Hallasan (Mount Halla) is on Jeju Volcanic Island. It is the tallest mountain in Korea.

Jeju Volcanic Island is a popular tourist destination in South Korea, with 14.4 million visitors in 2019 alone. Environmentalists say they make 20,000 tons of garbage each year. Environmentalists and scientists have said that the government has cut down too much of Jeju's forests to make roads, buildings, resorts and golf courses for visitors. In 2020, environmentalists protested plans to build a second airport on the island. Among other problems, this airport would need a road through Bijarim Forest. This is a forest of nutmeg trees, some of them 800 years old. It is the only place in the world where nutmeg trees grow so closely together.[2]

In 2008, Jeju Volcanic Island and Hawai'i Volcanoes National Park became sister parks.[6]

References[change | change source]
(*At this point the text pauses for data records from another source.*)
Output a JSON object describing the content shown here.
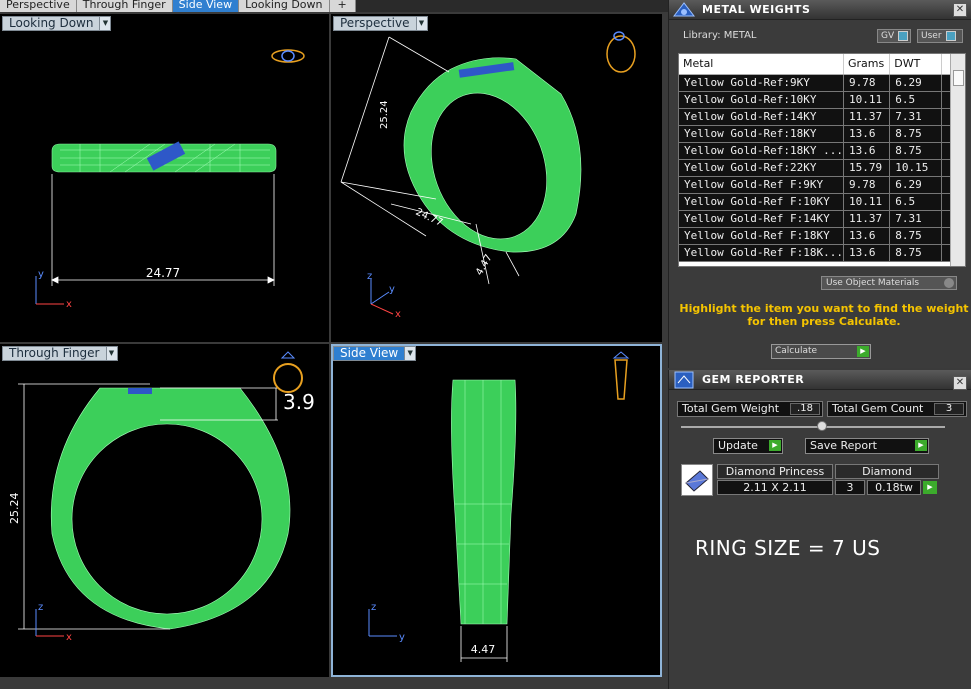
{
  "tabs": [
    {
      "label": "Perspective"
    },
    {
      "label": "Through Finger"
    },
    {
      "label": "Side View"
    },
    {
      "label": "Looking Down"
    },
    {
      "label": "+"
    }
  ],
  "viewports": {
    "looking_down": {
      "label": "Looking Down",
      "dimension": "24.77",
      "axis_v": "y",
      "axis_h": "x"
    },
    "perspective": {
      "label": "Perspective",
      "dimension_a": "25.24",
      "dimension_b": "24.77",
      "dimension_c": "4.47",
      "axis_v": "z",
      "axis_a": "y",
      "axis_b": "x"
    },
    "through_finger": {
      "label": "Through Finger",
      "dimension": "25.24",
      "callout": "3.9",
      "axis_v": "z",
      "axis_h": "x"
    },
    "side_view": {
      "label": "Side View",
      "dimension": "4.47",
      "axis_v": "z",
      "axis_h": "y"
    }
  },
  "metal_weights": {
    "title": "METAL WEIGHTS",
    "library_label": "Library: METAL",
    "toggle_gv": "GV",
    "toggle_user": "User",
    "columns": [
      "Metal",
      "Grams",
      "DWT"
    ],
    "rows": [
      [
        "Yellow Gold-Ref:9KY",
        "9.78",
        "6.29"
      ],
      [
        "Yellow Gold-Ref:10KY",
        "10.11",
        "6.5"
      ],
      [
        "Yellow Gold-Ref:14KY",
        "11.37",
        "7.31"
      ],
      [
        "Yellow Gold-Ref:18KY",
        "13.6",
        "8.75"
      ],
      [
        "Yellow Gold-Ref:18KY ...",
        "13.6",
        "8.75"
      ],
      [
        "Yellow Gold-Ref:22KY",
        "15.79",
        "10.15"
      ],
      [
        "Yellow Gold-Ref F:9KY",
        "9.78",
        "6.29"
      ],
      [
        "Yellow Gold-Ref F:10KY",
        "10.11",
        "6.5"
      ],
      [
        "Yellow Gold-Ref F:14KY",
        "11.37",
        "7.31"
      ],
      [
        "Yellow Gold-Ref F:18KY",
        "13.6",
        "8.75"
      ],
      [
        "Yellow Gold-Ref F:18K...",
        "13.6",
        "8.75"
      ]
    ],
    "use_object_materials": "Use Object Materials",
    "hint": "Highlight the item you want to find the weight for then press Calculate.",
    "calculate": "Calculate"
  },
  "gem_reporter": {
    "title": "GEM REPORTER",
    "total_weight_label": "Total Gem Weight",
    "total_weight_value": ".18",
    "total_count_label": "Total Gem Count",
    "total_count_value": "3",
    "update": "Update",
    "save_report": "Save Report",
    "gem": {
      "shape": "Diamond Princess",
      "type": "Diamond",
      "size": "2.11 X 2.11",
      "count": "3",
      "weight": "0.18tw"
    },
    "annotation": "RING SIZE = 7 US"
  },
  "colors": {
    "ring_green": "#3ccf5a",
    "stone_blue": "#2e58c8",
    "dim_white": "#ffffff",
    "accent_yellow": "#f5c400"
  }
}
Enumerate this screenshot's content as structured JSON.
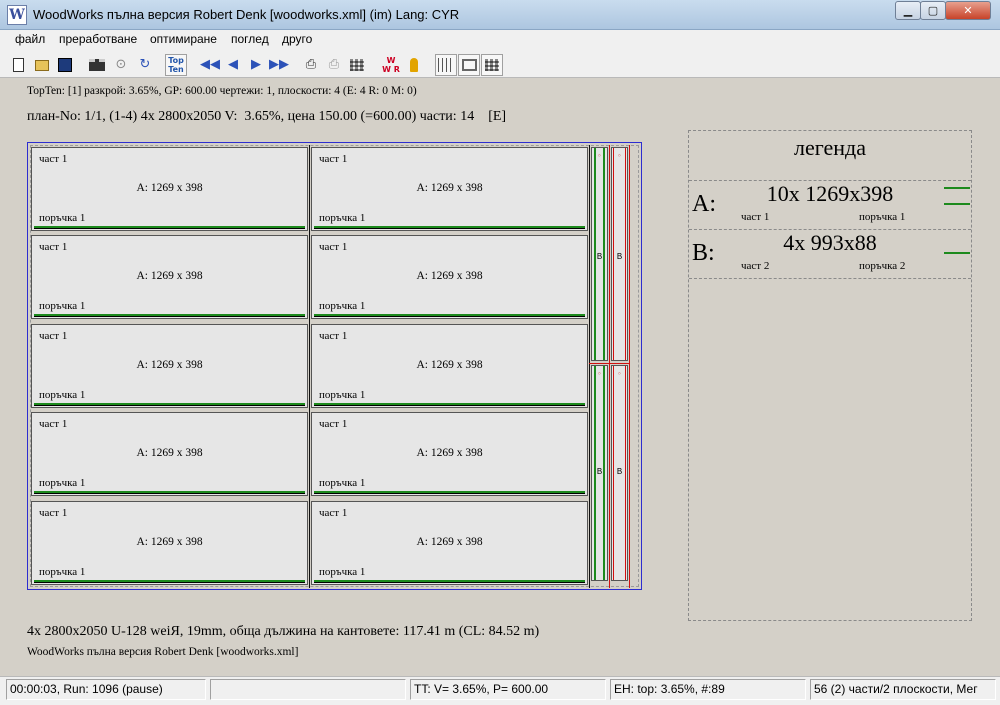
{
  "window": {
    "title": "WoodWorks пълна версия Robert Denk [woodworks.xml] (im) Lang: CYR",
    "icon": "W",
    "controls": [
      "minimize-icon",
      "maximize-icon",
      "close-icon"
    ]
  },
  "menu": [
    "файл",
    "преработване",
    "оптимиране",
    "поглед",
    "друго"
  ],
  "toolbar": {
    "icons": [
      "new-document-icon",
      "open-folder-icon",
      "save-disk-icon",
      "film-icon",
      "settings-circle-icon",
      "refresh-icon",
      "topten-icon",
      "first-icon",
      "previous-icon",
      "next-icon",
      "last-icon",
      "print-icon",
      "print-preview-icon",
      "grid-icon",
      "wwr-icon",
      "key-icon",
      "sliders-icon",
      "frame-icon",
      "layout-icon"
    ],
    "topten_label": "Top Ten",
    "wwr_label": "W W R",
    "arrows": [
      "◀◀",
      "◀",
      "▶",
      "▶▶"
    ]
  },
  "info_line1": "TopTen: [1] разкрой:  3.65%, GP: 600.00 чертежи: 1, плоскости: 4 (E: 4 R: 0 M: 0)",
  "info_line2": "план-No: 1/1, (1-4) 4x 2800x2050 V:  3.65%, цена 150.00 (=600.00) части: 14    [E]",
  "plan": {
    "parts": [
      {
        "name": "част 1",
        "size": "A: 1269 x 398",
        "order": "поръчка 1"
      },
      {
        "name": "част 1",
        "size": "A: 1269 x 398",
        "order": "поръчка 1"
      },
      {
        "name": "част 1",
        "size": "A: 1269 x 398",
        "order": "поръчка 1"
      },
      {
        "name": "част 1",
        "size": "A: 1269 x 398",
        "order": "поръчка 1"
      },
      {
        "name": "част 1",
        "size": "A: 1269 x 398",
        "order": "поръчка 1"
      },
      {
        "name": "част 1",
        "size": "A: 1269 x 398",
        "order": "поръчка 1"
      },
      {
        "name": "част 1",
        "size": "A: 1269 x 398",
        "order": "поръчка 1"
      },
      {
        "name": "част 1",
        "size": "A: 1269 x 398",
        "order": "поръчка 1"
      },
      {
        "name": "част 1",
        "size": "A: 1269 x 398",
        "order": "поръчка 1"
      },
      {
        "name": "част 1",
        "size": "A: 1269 x 398",
        "order": "поръчка 1"
      }
    ],
    "strip_label": "B"
  },
  "legend": {
    "title": "легенда",
    "rows": [
      {
        "letter": "A:",
        "main": "10x 1269x398",
        "part": "част 1",
        "order": "поръчка 1"
      },
      {
        "letter": "B:",
        "main": "4x 993x88",
        "part": "част 2",
        "order": "поръчка 2"
      }
    ]
  },
  "summary": "4x 2800x2050 U-128 weiЯ, 19mm, обща дължина на кантовете: 117.41 m (CL: 84.52 m)",
  "footer": "WoodWorks пълна версия Robert Denk [woodworks.xml]",
  "status": [
    "00:00:03, Run: 1096 (pause)",
    "",
    "TT: V= 3.65%, P= 600.00",
    "EH: top: 3.65%,  #:89",
    "56 (2) части/2 плоскости, Мег"
  ]
}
  1. 1.0 1.1 "Jeju Volcanic Island and Lava Tubes". UNESCO. Retrieved August 17, 2020.
  2. 2.0 2.1 2.2 Bae Eun-joo (August 14, 2020). "Jeju is suffering". Korea Times. Retrieved August 17, 2020.
  3. 3.0 3.1 3.2 3.3 "Jeju Island, Korea's First UNESCO World Natural Heritage Site". KBS World Radio. 2016. Retrieved August 17, 2020.
  4. Violet Kim (July 12, 2017). "7 gorgeous mountain hikes in South Korea". CNN. Retrieved August 17, 2020.
  5. "Hallasan National Park - Jeju-do National Geopark (한라산 (제주도 국가지질공원))". Visit Korea. Retrieved August 17, 2020.
  6. "Jeju Volcanic Island and Lava Tubes Sister Park Arrangement". National Park Service. June 2, 2017. Retrieved August 17, 2020.